Calbion

After the Juan rebellion in Southbatavia, the Order was weakened. Together with some important businessmen and officers in the Southbatavian army, he sailed to unknown lands. The island they landed was the Island of Maraguo, or as the local Celtic tribes called it: Calbion. Mounford stumbled upon a divided nation. The south was still very Maraguan, but the north was under control of the larger population of the celtic tribe of the Calbain. With the help of Jingdaoese forces, Mounford united the country and placed it under Southbatavian control. He himself was declared Count of Calbion. But that didn't prevent the Maraguan population to rise up agains the, mainly Calbain, government. This resulted in a bloody uprising that was dealt with accurately by the Calbain and Southbatavian forces. Subsequently, Jack Mounford recieved the title of Lord of Calbion. The reign of Jack Mounford saw large cultural development on the Island and the Calbain culture reached new hights. In 8 ÔD, Jack was proclaimed Prince of the Calbain.

JackI.jpg

Calbain Independence War

Several incidents occured however which created a schism between Calbion and the Southbatavian mainland. The first incident was the rocket launching site. The Emperor wanted to create a rocketbase on the isle of faenor, but the local residents protested against this. Mounford was unable to prevent the creation of this site and had to settle for an aircraft base which also included the rocket facility. The second incident was the raid of the Calbionese pirate Callaghan of a Natopian trading ship and of a Natopian holiday facility for homosexuals. The cruelty which the pirate showed towards his victims led to a diplomatic crisis between Calbion and Natopia. This was only enlargened by the crash of a Natopian airplane on a Calbionese square afterwards.

No longer wishing to submit themselves to the rule of the despotic Empress Sisera, The Calbain rose up in a rebellion against Jingdao. A declaration of independence was handed in and Jingdaoese soldiers were killed. Sisera reacted by attacking Calbion in full scale, destroying large parts of the country and killing the large majority of the population.

Exile, Return and Death
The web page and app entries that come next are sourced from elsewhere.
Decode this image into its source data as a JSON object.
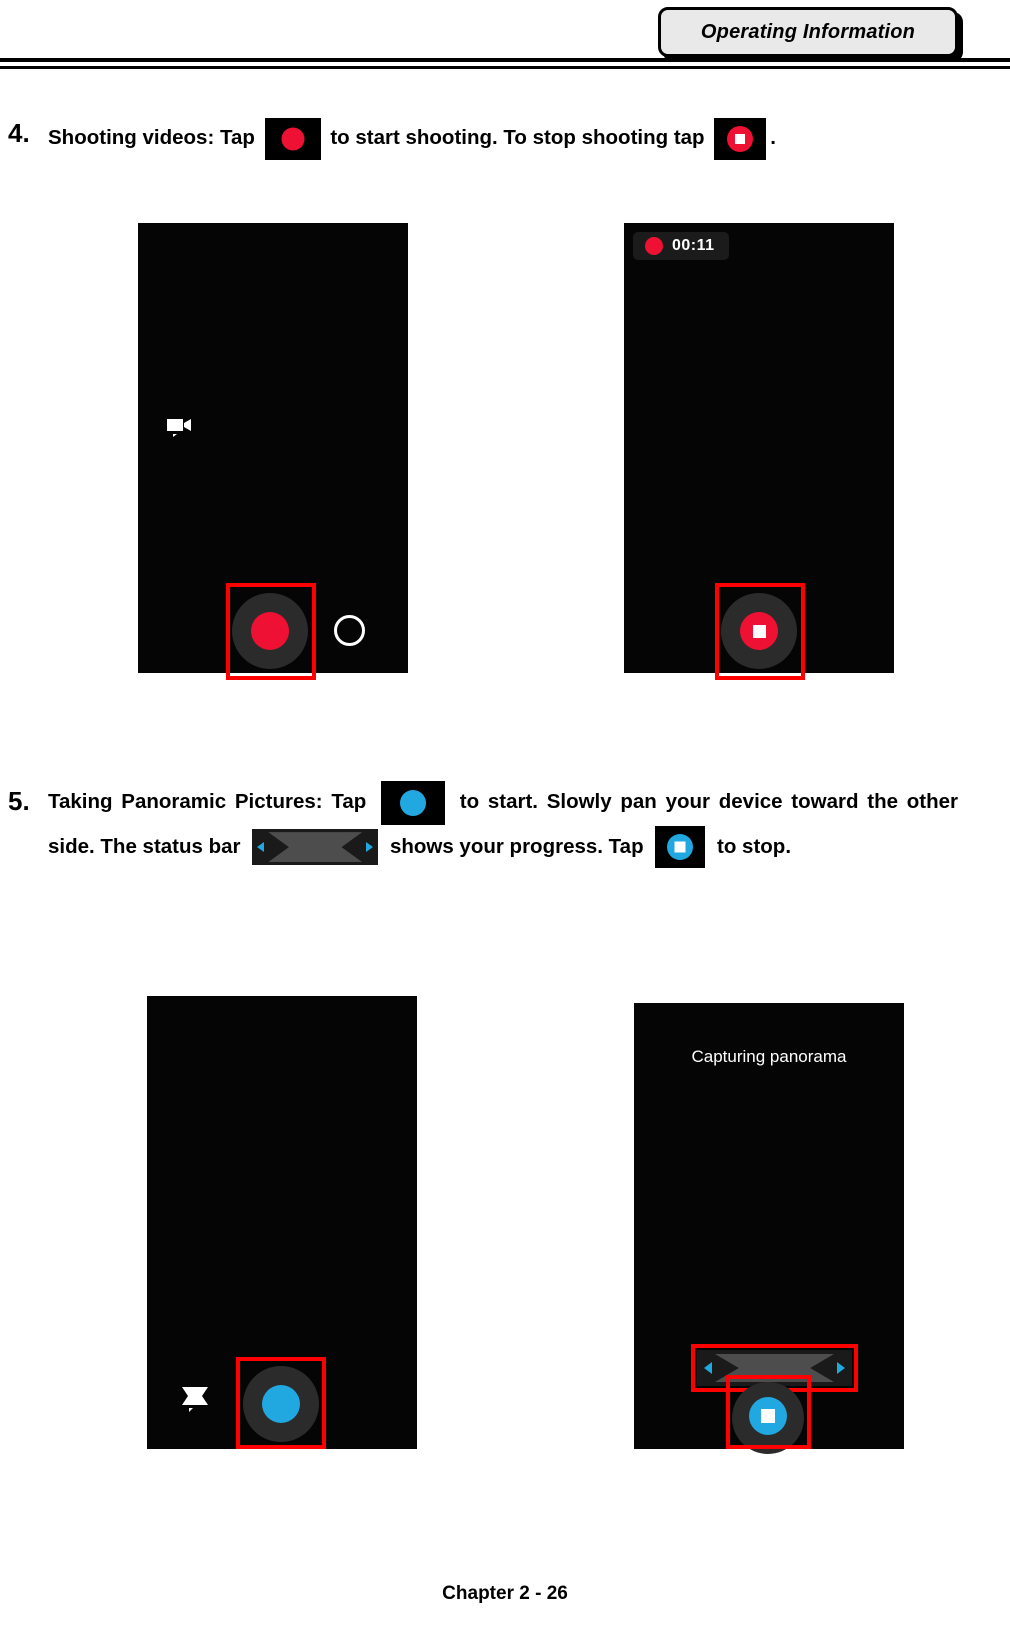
{
  "header": {
    "tab_label": "Operating Information"
  },
  "footer": {
    "text": "Chapter 2 - 26"
  },
  "items": [
    {
      "number": "4.",
      "text_part1": "Shooting videos: Tap",
      "text_part2": "to start shooting. To stop shooting tap",
      "text_part3": "."
    },
    {
      "number": "5.",
      "text_part1": "Taking Panoramic Pictures: Tap",
      "text_part2": "to start. Slowly pan your device toward the other side. The status bar",
      "text_part3": "shows your progress. Tap",
      "text_part4": "to stop."
    }
  ],
  "figures": {
    "video_start": {
      "name": "video-record-start-screen",
      "mode_icon": "video-camera-icon"
    },
    "video_recording": {
      "name": "video-recording-screen",
      "rec_time": "00:11"
    },
    "pano_start": {
      "name": "panorama-start-screen",
      "mode_icon": "panorama-icon"
    },
    "pano_capturing": {
      "name": "panorama-capturing-screen",
      "caption": "Capturing panorama"
    }
  },
  "colors": {
    "record_red": "#ee1133",
    "panorama_blue": "#21a8e0",
    "highlight_box": "#ff0000",
    "screen_black": "#050505"
  }
}
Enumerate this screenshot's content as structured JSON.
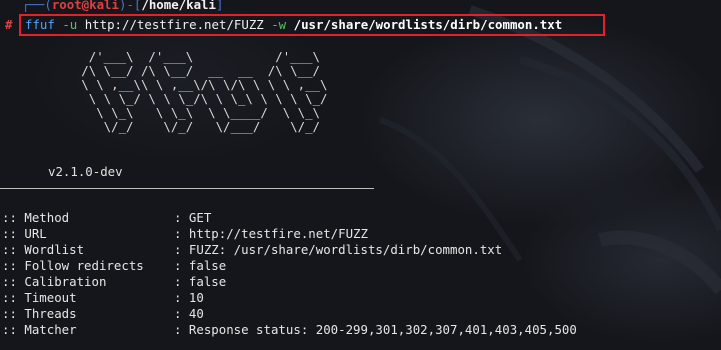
{
  "prompt": {
    "user_host": "root@kali",
    "path": "/home/kali"
  },
  "command": {
    "program": "ffuf",
    "flag_u": "-u",
    "url": "http://testfire.net/FUZZ",
    "flag_w": "-w",
    "wordlist": "/usr/share/wordlists/dirb/common.txt"
  },
  "banner": {
    "ascii_lines": [
      "      /'___\\  /'___\\           /'___\\",
      "     /\\ \\__/ /\\ \\__/  __  __  /\\ \\__/",
      "     \\ \\ ,__\\\\ \\ ,__\\/\\ \\/\\ \\ \\ \\ ,__\\",
      "      \\ \\ \\_/ \\ \\ \\_/\\ \\ \\_\\ \\ \\ \\ \\_/",
      "       \\ \\_\\   \\ \\_\\  \\ \\____/  \\ \\_\\",
      "        \\/_/    \\/_/   \\/___/    \\/_/"
    ],
    "version": "v2.1.0-dev"
  },
  "config": [
    {
      "key": ":: Method",
      "value": ": GET"
    },
    {
      "key": ":: URL",
      "value": ": http://testfire.net/FUZZ"
    },
    {
      "key": ":: Wordlist",
      "value": ": FUZZ: /usr/share/wordlists/dirb/common.txt"
    },
    {
      "key": ":: Follow redirects",
      "value": ": false"
    },
    {
      "key": ":: Calibration",
      "value": ": false"
    },
    {
      "key": ":: Timeout",
      "value": ": 10"
    },
    {
      "key": ":: Threads",
      "value": ": 40"
    },
    {
      "key": ":: Matcher",
      "value": ": Response status: 200-299,301,302,307,401,403,405,500"
    }
  ],
  "colors": {
    "prompt_red": "#e04040",
    "highlight_border": "#e0222a",
    "program_blue": "#4ea3ff",
    "flag_green": "#56c25c"
  }
}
Following the unsuccesful revolt against the Jing, Jack I went in exile on Penguin island. After the failure of the Maraguans to establish a state, Jack I returned to Calbion and oversaw much of the reconstruction, together with Governor-General Llywelyn Lewis. The two became close friends and are together regarded as the fathers of the modern Calbain state. The Prince worked together with the Brettish in advancing the maritime rights of the Calbain people. Under his later rule, Calbion became a colonial power. During one of his travels to the colonies, Prince Jack I fell ill and passed away for the shores of the isle of Ynys Corrach, currently part of the South Sea Islands. The place where the Prince died is currently marked by a monument.
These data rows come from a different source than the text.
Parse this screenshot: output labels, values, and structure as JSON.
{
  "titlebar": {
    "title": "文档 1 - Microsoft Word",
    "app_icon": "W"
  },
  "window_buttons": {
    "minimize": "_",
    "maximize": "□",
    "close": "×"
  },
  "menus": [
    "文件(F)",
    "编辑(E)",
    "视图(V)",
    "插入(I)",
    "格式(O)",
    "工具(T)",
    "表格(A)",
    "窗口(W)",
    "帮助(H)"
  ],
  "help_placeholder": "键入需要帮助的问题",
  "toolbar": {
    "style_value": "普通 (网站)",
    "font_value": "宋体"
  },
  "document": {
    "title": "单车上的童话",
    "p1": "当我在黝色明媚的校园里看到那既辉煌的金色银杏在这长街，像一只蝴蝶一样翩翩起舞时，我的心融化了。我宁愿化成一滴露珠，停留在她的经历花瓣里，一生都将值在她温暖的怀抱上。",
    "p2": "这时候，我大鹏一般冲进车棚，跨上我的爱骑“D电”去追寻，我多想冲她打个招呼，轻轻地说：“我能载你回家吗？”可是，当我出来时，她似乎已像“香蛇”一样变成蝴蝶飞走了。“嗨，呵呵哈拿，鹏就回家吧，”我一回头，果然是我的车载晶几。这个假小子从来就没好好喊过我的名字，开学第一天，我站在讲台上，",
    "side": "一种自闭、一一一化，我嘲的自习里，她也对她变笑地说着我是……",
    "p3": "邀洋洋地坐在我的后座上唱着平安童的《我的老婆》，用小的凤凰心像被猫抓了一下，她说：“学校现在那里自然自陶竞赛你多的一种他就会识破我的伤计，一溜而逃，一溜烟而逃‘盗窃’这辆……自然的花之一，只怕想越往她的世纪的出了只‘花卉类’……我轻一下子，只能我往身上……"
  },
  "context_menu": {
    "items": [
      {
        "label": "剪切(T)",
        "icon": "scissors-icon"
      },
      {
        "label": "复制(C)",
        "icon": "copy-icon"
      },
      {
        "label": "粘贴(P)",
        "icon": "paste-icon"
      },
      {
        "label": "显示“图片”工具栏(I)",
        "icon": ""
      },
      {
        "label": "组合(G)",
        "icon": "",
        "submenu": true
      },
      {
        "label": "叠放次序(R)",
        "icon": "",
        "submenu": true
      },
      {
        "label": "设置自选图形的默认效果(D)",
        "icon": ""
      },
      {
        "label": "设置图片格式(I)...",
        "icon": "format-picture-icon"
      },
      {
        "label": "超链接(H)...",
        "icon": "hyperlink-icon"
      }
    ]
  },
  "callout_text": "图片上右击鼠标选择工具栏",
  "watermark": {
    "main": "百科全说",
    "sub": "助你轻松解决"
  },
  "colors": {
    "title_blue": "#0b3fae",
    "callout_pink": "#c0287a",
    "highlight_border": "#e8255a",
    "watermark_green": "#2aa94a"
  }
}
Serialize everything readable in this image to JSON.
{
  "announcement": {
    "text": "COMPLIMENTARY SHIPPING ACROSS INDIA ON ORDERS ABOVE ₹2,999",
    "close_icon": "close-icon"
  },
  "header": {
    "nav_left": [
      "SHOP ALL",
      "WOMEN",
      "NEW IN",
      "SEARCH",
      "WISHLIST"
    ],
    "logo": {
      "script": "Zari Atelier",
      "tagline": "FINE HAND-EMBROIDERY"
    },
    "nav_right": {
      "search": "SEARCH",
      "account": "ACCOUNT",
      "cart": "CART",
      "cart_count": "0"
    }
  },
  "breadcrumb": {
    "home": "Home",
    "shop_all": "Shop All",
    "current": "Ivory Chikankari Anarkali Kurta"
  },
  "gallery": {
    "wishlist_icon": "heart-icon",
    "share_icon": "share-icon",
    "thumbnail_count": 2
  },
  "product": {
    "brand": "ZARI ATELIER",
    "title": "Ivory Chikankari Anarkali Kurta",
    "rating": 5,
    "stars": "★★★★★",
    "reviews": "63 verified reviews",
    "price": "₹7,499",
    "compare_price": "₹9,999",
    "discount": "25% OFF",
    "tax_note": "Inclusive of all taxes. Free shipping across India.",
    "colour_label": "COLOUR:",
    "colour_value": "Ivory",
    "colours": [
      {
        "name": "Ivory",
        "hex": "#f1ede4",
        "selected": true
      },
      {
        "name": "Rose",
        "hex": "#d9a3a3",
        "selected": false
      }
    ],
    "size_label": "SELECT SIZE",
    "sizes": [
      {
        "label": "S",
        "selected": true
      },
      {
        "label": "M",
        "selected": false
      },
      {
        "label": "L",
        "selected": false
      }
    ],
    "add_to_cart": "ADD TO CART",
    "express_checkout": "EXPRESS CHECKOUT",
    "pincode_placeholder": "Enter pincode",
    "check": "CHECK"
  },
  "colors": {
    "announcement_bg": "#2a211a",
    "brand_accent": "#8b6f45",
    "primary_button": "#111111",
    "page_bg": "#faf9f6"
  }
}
The Prince had declined a state Cremation, which had been traditional for Princes of the Calbain. in his will, stating "What am I but a man? I have been given the opportunity to aid the Calbain people. The strive and toil of this endeavour has shown me that I cannot accomplish anything but for the grace of Cato. Let glory be to Him, and to the great people of Calbion". Prince Jack I was instead cremated in a private ceremony, and his ashes were distributed in the Bay of Adventon. He remains the first Prince of the Calbain whose ashes are not placed in the Crypt of the Catodral in Pentyre after Arthur II.
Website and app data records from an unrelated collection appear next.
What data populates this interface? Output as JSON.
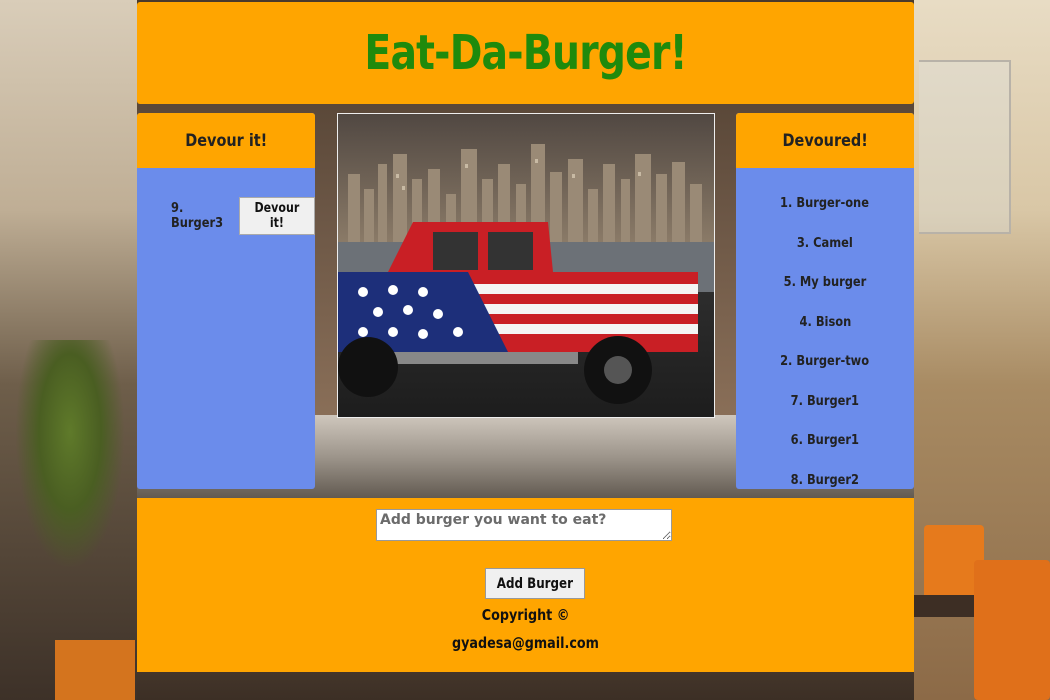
{
  "header": {
    "title": "Eat-Da-Burger!"
  },
  "left_panel": {
    "title": "Devour it!",
    "items": [
      {
        "label": "9. Burger3",
        "button_label": "Devour it!"
      }
    ]
  },
  "right_panel": {
    "title": "Devoured!",
    "items": [
      "1. Burger-one",
      "3. Camel",
      "5. My burger",
      "4. Bison",
      "2. Burger-two",
      "7. Burger1",
      "6. Burger1",
      "8. Burger2"
    ]
  },
  "form": {
    "placeholder": "Add burger you want to eat?",
    "value": "",
    "submit_label": "Add Burger"
  },
  "footer": {
    "copyright": "Copyright ©",
    "email": "gyadesa@gmail.com"
  },
  "colors": {
    "accent": "#FFA500",
    "panel": "#6B8CEB",
    "title": "#1F8A0C"
  }
}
Never married, Prince Jack I did not have an immediate heir. It took several months before his closest relative assumed the throne as Prince Jack II.